161 articles from THURSDAY 30.6.2022

Lost in space: returned astronauts struggle to recover bone density, study finds

Lack of gravity and weightlessness means the longer astronauts stay in space, the more bone mass they loseAstronauts lose decades’ worth of bone mass in space that many do not recover even after a year back on Earth, researchers have found, warning that it could be a “big concern” for future missions to Mars.Previous research has shown astronauts lose between 1% and 2% of bone density for...

Active transportation projects offer solid returns on investment, economic study finds

Active transportation investments offer many types of benefits related to safety, reduced greenhouse gas emissions, physical activity and the economy. Metro, Oregon's regional government for the Portland metropolitan area, wants to better understand the role of these investments in building stronger communities in their region, and in implementing the Metro 2040 Growth Concept.

Students seek to improve safety for houseless pedestrians in Portland

In 2022, a Portland State University Master of Urban and Regional Planning (MURP) team made headlines with their strategies to improve safety for houseless pedestrians. Cities across the U.S. are facing alarming increases in traffic fatalities, especially among the number of pedestrians who are struck and killed by drivers. In 2021, 70 percent of all pedestrian fatalities in Portland were of...

Borrowed gene helps maize adapt to high elevations, cold temperatures

Researchers at North Carolina State University show that an important gene in maize called HPC1 modulates certain chemical processes that contribute to flowering time, and has its origins in "teosinte mexicana," a precursor to modern-day corn that grows wild in the highlands of Mexico. The findings provide insight into plant evolution and trait selection, and could have implications for corn and...

Researchers discover new leukemia-killing compounds

Researchers have discovered potential new drugs that target mitochondria in cancer cells. Their study in the journal Leukemia describes the compounds' potential for killing leukemia cells when administered by themselves or in combination with other chemotherapies.

Borrowed gene helps maize adapt to high elevations, cold temperatures

An important gene in maize called HPC1 modulates certain chemical processes that contribute to flowering time, and has its origins in 'teosinte mexicana,' a precursor to modern-day corn that grows wild in the highlands of Mexico. The findings provide insight into plant evolution and trait selection, and could have implications for corn and other crops' adaptation to low temperatures.

California's Dixie Fire shows impact of legacy effects, prescribed burns

The 2021 Dixie Fire burned over nearly 1 million acres in California and cost $637 million to suppress, making it the largest and most expensive wildfire to contain in state history. Fire history largely determined how severely the wildfire burned, and low-severity fire treatments had the largest impact on reducing the worst effects of the fire, according to a research team.

‘Amazing development’: fossil finds show how panda’s false thumb evolved

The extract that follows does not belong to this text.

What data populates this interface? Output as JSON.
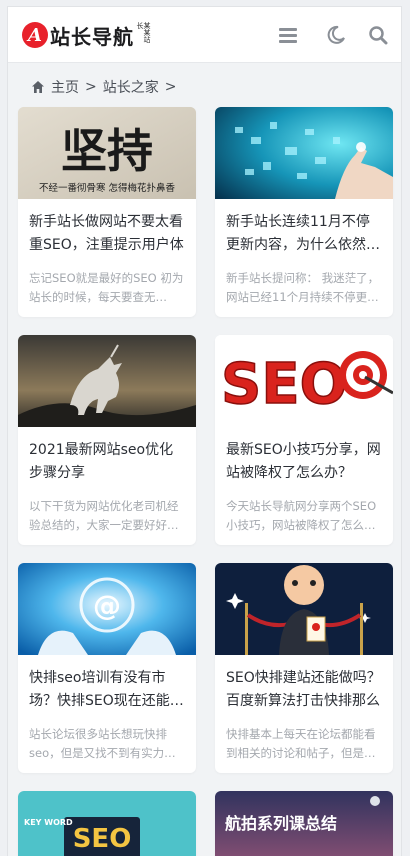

Fossils of Ailurarctos, an extinct panda relative, are oldest known evidence for the radial sesamoidAncient fossils discovered in China have helped researchers get a grip on the enduring mystery of the panda’s false thumb.Modern giant pandas sport a thumb-like sixth digit on their wrists, which scientists believe was pivotal in their transition from omnivores to bamboo-munching vegetarians....

Comparative analyses of American and Asian lotus genomes

Nelumbo is a unique genus of Nelumbonaceae (lotus), which comprises two extant species: N. nucifera Gaertn. widely distributed in Asia and northern Australia, and N. lutea Pers. which is distributed in America. These two species exhibit differences in morphology, such as plant size, leaf shape, petal shape and petal color, but share the same chromosome number.

When should U.S. research be stamped ‘top secret’? NSF asks for a new look at the issue

The U.S. academic community is gearing up for a new effort to convince national policymakers that the benefits of keeping government-funded basic research out in the open—and not stamping it classified—far outweigh any threat to national security from sharing scientific findings. The National Science Foundation (NSF) has asked the National Academies of Sciences, Engineering,...

Developmentally arrested IVF embryos can be coaxed to divide

Why do two-thirds of in vitro fertilization (IVF) embryos go into developmental arrest? A new study shows that many embryos stored for IVF undergo characteristic genetic and metabolic changes that inhibit development. These results help explain the loss of developmental ability of many harvested embryos, and may point to strategies for increasing the proportion of developmentally competent...

Scientists engineer synthetic DNA to study 'architect' genes

Researchers have created artificial Hox genes -- which plan and direct where cells go to develop tissues or organs -- using new synthetic DNA technology and genomic engineering in stem cells. Their findings confirm how clusters of Hox genes help cells to learn and remember where they are in the body.